Four firms submitted proposals, giving city officials important points of comparison and a range of options.
Competition has also meant a dramatic reduction in costs. The final project will likely cost hundreds of millions of dollars less than the original no-bid plan offered by Mayor Sly James and Burns & McDonnell in May. That’s exactly why The Star urged the council to open the process to competition.
To their credit, three of the proposers made their plans public, a decision that was in Kansas Citians’ best interest. The firms were far more transparent than City Hall.
Kansas City voters must be assured their representatives picked the right proposal, for the right cost, for the right reasons. A transparent process is the only way to do that.
Some council members — and at least one proposer — have expressed concerns about additional questions submitted after Monday’s session.
The additional inquiries aren’t particularly worrisome.

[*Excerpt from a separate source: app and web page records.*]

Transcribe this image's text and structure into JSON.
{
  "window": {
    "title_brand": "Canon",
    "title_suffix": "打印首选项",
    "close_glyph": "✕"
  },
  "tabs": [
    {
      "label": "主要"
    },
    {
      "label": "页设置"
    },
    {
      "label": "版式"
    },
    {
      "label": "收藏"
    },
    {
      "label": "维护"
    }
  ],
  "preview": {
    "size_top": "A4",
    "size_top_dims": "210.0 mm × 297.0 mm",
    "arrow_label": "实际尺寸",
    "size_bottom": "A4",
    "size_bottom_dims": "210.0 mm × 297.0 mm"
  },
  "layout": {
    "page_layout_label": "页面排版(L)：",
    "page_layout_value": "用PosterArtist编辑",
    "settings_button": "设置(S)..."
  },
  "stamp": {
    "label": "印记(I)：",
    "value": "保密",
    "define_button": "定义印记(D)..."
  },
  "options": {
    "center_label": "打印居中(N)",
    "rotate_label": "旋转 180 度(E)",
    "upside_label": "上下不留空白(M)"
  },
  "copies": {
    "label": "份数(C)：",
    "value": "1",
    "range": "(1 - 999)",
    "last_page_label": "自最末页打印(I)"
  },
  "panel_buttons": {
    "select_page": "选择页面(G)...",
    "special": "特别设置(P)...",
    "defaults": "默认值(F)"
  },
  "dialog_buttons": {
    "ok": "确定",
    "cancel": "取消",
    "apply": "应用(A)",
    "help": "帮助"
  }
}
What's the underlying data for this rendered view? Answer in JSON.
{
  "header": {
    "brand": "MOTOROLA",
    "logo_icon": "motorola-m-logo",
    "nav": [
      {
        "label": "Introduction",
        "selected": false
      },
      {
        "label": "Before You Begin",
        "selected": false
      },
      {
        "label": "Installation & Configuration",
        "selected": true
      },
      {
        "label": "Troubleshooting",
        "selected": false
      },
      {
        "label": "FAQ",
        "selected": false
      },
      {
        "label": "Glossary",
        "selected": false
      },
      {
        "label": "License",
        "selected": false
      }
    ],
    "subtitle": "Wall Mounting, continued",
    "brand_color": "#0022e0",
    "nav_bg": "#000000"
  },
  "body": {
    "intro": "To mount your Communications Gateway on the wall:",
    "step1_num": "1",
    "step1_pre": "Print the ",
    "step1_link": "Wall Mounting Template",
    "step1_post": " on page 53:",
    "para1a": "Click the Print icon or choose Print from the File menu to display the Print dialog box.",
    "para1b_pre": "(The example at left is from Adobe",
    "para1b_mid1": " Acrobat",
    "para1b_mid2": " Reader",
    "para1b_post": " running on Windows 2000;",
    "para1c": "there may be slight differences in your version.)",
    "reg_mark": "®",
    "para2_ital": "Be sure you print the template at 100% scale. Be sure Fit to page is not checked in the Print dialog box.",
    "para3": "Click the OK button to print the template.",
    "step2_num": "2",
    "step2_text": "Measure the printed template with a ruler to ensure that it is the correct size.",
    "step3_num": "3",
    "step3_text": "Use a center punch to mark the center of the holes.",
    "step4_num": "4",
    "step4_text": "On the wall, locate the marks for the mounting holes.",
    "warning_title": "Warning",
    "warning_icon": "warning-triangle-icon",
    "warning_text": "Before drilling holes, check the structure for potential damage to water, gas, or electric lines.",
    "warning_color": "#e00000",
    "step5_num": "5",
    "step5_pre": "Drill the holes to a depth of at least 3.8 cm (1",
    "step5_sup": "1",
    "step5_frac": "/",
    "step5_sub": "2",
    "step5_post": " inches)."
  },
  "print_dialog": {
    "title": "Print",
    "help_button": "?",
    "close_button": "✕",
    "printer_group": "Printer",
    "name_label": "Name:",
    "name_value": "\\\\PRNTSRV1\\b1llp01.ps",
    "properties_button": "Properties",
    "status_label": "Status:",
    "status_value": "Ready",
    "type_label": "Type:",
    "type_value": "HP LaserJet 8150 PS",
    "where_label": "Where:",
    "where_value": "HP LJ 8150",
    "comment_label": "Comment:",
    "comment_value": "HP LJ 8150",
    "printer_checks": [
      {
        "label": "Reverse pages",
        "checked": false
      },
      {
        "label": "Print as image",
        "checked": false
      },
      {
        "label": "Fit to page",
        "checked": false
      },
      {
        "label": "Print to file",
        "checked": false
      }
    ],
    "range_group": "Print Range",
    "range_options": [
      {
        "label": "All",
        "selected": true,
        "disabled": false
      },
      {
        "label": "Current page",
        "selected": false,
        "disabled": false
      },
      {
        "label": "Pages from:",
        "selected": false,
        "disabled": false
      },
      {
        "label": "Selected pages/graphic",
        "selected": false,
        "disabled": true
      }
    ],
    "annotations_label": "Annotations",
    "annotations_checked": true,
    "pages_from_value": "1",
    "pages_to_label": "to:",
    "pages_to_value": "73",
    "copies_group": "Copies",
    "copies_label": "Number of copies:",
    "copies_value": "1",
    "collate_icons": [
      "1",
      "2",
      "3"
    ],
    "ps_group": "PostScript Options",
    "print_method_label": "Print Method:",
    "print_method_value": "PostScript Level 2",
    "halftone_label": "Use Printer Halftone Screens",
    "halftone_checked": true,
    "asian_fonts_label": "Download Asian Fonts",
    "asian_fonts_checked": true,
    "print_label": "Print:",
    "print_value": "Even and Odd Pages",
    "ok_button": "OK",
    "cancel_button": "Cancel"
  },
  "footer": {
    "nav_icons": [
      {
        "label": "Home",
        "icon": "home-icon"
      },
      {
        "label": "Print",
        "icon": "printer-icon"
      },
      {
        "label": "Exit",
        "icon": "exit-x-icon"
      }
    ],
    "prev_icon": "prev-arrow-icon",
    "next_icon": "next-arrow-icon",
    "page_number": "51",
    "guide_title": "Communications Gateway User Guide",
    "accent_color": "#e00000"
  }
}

Selection committee members have a right to make sure they understand what they’re being offered.
At the same time, the city shouldn’t be changing the rules now. If there’s evidence the questions are designed to delay the process or tilt the selection to a specific proposer, voters will properly reject the selection.
That’s why the answers to the inquiries must be made public. Selection committee members said they want an apples-to-apples comparison of proposers’ financing offers. Kansas Citians will want the same information.
There are other hurdles. The City Council must still decide what language to put on the ballot. That decision now appears easier because the two front-running proposers have agreed that private or semi-private financing is preferable to public aviation bonds.
Eventually, the council will have to pick a winning proposer. That decision need not be made before Aug. 24, and members should take as much time as is reasonable to reach a fact-based choice.
The criteria are clear: a modern, convenient, accessible terminal, built as quickly and safely as possible at the lowest possible cost.
At some point before Election Day, city officials will have to publicly defend their decision against those measuring sticks. If they can’t do it, the airport project will lose at the polls.
That sad outcome can still be avoided. Kansas Citians are fair-minded and support progress. If the City Council makes an objective decision in an open process, voters will support a 21st-century KCI.